Windows Won’t Get Clean

If you have double pane windows, you may eventually end up with the dreaded uncleanable fog. Double pane windows are a great way to increase the energy efficiency and insulating properties of glass windows. Two panes of glass are separated by a small gap that is filled with air or an inert gas. But when the seal on the window begins to leak, you can get condensation between the two panes. Because the condensation is on the inside of the two panes, there’s no way to wipe it off or clean it. This can cause permanent unsightly fogging. There really is no solution to this problem other than a full replacement.

Noisy Windows

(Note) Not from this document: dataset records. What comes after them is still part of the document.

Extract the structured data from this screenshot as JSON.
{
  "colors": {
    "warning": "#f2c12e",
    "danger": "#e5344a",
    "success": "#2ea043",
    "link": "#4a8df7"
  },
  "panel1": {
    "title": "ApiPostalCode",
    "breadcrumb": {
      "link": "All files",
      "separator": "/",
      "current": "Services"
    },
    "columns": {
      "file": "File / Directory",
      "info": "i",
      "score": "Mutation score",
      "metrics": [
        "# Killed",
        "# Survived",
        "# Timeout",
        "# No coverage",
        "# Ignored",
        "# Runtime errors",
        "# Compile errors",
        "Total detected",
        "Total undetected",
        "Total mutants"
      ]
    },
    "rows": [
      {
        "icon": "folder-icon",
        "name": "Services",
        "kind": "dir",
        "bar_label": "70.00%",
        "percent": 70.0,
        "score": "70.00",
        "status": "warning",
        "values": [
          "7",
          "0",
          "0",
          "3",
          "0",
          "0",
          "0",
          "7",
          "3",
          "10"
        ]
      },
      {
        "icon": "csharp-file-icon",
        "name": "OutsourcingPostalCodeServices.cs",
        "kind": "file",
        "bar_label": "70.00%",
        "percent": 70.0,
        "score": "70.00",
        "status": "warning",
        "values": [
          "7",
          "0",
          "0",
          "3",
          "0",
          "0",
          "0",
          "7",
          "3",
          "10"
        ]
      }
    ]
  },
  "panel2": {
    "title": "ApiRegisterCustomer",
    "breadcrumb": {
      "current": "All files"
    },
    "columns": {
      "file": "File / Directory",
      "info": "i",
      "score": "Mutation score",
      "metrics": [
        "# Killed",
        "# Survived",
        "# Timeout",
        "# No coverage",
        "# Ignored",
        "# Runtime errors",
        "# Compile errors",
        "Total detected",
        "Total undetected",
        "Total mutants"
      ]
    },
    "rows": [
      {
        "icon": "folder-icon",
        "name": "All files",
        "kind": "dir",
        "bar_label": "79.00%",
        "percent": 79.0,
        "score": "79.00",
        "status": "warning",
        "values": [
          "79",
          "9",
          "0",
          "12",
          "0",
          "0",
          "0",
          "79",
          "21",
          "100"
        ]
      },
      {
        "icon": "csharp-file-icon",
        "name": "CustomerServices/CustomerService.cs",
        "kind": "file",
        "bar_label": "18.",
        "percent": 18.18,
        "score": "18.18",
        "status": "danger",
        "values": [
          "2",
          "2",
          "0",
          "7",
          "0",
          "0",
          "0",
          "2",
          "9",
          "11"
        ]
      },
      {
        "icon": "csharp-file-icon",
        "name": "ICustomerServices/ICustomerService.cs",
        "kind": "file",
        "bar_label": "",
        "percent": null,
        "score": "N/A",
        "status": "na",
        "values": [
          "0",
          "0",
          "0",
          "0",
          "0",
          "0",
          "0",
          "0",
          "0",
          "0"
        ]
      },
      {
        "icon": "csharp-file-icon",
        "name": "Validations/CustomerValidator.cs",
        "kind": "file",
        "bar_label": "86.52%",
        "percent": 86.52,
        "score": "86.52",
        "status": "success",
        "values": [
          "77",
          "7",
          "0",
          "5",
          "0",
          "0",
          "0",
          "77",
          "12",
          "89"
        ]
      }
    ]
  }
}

Sometimes you may hear the wind howling outside. But what you shouldn’t be hearing is your windows rattling in the wind. If you are hearing rattling, tapping, or other sounds coming from your window, it’s a sign that something is wrong. Either the panes of glass or the whole window has come loose. On many older windows, the panes of glass are held in place by wooden frames and sealant. If the sealant dries and cracks, the windows can become loose enough to move in a strong wind. This increases the danger of drafts and even breaking. Sometimes, the wood itself is to blame. Rotting wooden frames can open up enough space for a window to move around and rattle.

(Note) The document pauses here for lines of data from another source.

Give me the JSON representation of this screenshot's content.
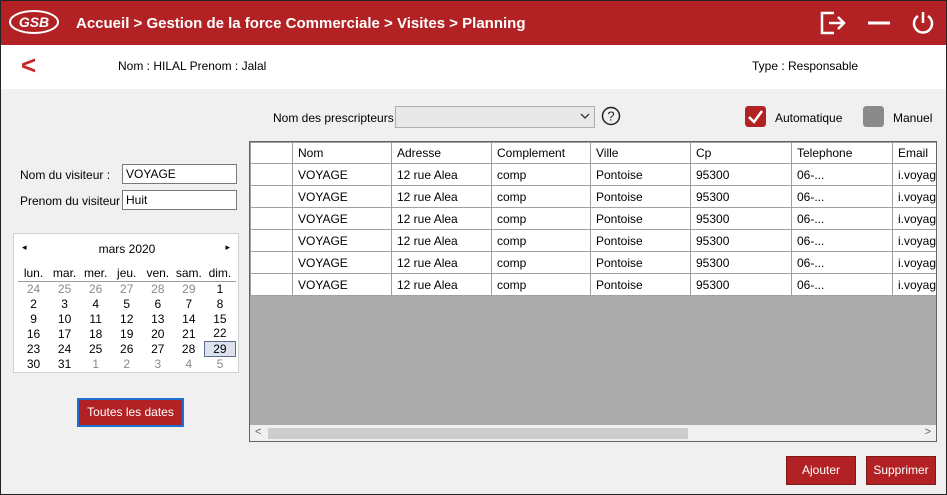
{
  "app": {
    "logo_text": "GSB",
    "breadcrumb": "Accueil > Gestion de la force Commerciale > Visites > Planning",
    "icons": [
      "logout-icon",
      "minimize-icon",
      "power-icon"
    ]
  },
  "info": {
    "back_label": "<",
    "user": "Nom : HILAL  Prenom : Jalal",
    "type": "Type : Responsable"
  },
  "filters": {
    "prescripteurs_label": "Nom des prescripteurs :",
    "prescripteurs_value": "",
    "help_label": "?",
    "automatique_label": "Automatique",
    "automatique_checked": true,
    "manuel_label": "Manuel",
    "manuel_checked": false
  },
  "visitor": {
    "nom_label": "Nom du visiteur :",
    "nom_value": "VOYAGE",
    "prenom_label": "Prenom du visiteur :",
    "prenom_value": "Huit"
  },
  "calendar": {
    "month": "mars 2020",
    "prev": "◂",
    "next": "▸",
    "days": [
      "lun.",
      "mar.",
      "mer.",
      "jeu.",
      "ven.",
      "sam.",
      "dim."
    ],
    "weeks": [
      [
        "24",
        "25",
        "26",
        "27",
        "28",
        "29",
        "1"
      ],
      [
        "2",
        "3",
        "4",
        "5",
        "6",
        "7",
        "8"
      ],
      [
        "9",
        "10",
        "11",
        "12",
        "13",
        "14",
        "15"
      ],
      [
        "16",
        "17",
        "18",
        "19",
        "20",
        "21",
        "22"
      ],
      [
        "23",
        "24",
        "25",
        "26",
        "27",
        "28",
        "29"
      ],
      [
        "30",
        "31",
        "1",
        "2",
        "3",
        "4",
        "5"
      ]
    ],
    "selected_day": "29"
  },
  "buttons": {
    "toutes_dates": "Toutes les dates",
    "ajouter": "Ajouter",
    "supprimer": "Supprimer"
  },
  "grid": {
    "columns": [
      "Nom",
      "Adresse",
      "Complement",
      "Ville",
      "Cp",
      "Telephone",
      "Email"
    ],
    "rows": [
      [
        "VOYAGE",
        "12 rue Alea",
        "comp",
        "Pontoise",
        "95300",
        "06-...",
        "i.voyage"
      ],
      [
        "VOYAGE",
        "12 rue Alea",
        "comp",
        "Pontoise",
        "95300",
        "06-...",
        "i.voyage"
      ],
      [
        "VOYAGE",
        "12 rue Alea",
        "comp",
        "Pontoise",
        "95300",
        "06-...",
        "i.voyage"
      ],
      [
        "VOYAGE",
        "12 rue Alea",
        "comp",
        "Pontoise",
        "95300",
        "06-...",
        "i.voyage"
      ],
      [
        "VOYAGE",
        "12 rue Alea",
        "comp",
        "Pontoise",
        "95300",
        "06-...",
        "i.voyage"
      ],
      [
        "VOYAGE",
        "12 rue Alea",
        "comp",
        "Pontoise",
        "95300",
        "06-...",
        "i.voyage"
      ]
    ],
    "scroll_left": "<",
    "scroll_right": ">"
  },
  "colors": {
    "brand": "#b22224",
    "grid_background": "#ababab"
  }
}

If the rattling is the result of cracked sealant, you may be able to save the window with some new sealant. However, if the sealant is cracking, it’s just a matter of time before other parts of the window start to go. It may be a good idea just to replace the window now. If the problem is the result of rot, you may not be able to repair the window. Rotted wood needs to be replaced. By the time you’re replacing rotted wood, it may be worth just replacing the whole window.

Whole Window Replacement vs. Inserts

Replacing a window can be expensive. Between parts and labor, you could end up spending a few hundred dollars for a small window or even a thousand dollars or more for larger windows and specialty materials. One way to save some money is to use inserts instead of replacing the whole window. In a typical window replacement, the contractor has to remove the trim on the inside and outside of the window, remove the entire window with its frame, replace the window, and reattach the trim. But with an insert, a single unit with the frame and glass fits into the existing opening, with no need to remove the trim. Some window insert kits are even sold as do-it-yourself window replacements.

Whether you want to use an insert depends on what you want out of your window repair. An insert doesn’t look the same as a new window. The insert has its own frame that fits inside the existing opening so you will lose 2-4 inches of window space. The extra framing also changes the appearance of the window. If your window is in an area that is hard to see, it may not make a difference. For instance, replacing a window high up in a bathroom or in a basement with an insert may make sense. But if the window is in a highly visible spot like the main floor of your home, it may be worth considering a full replacement.

If you think you might need new windows, TrustDALE has you covered. Here’s a list of window replacement specialists in your area who are TrustDALE certified.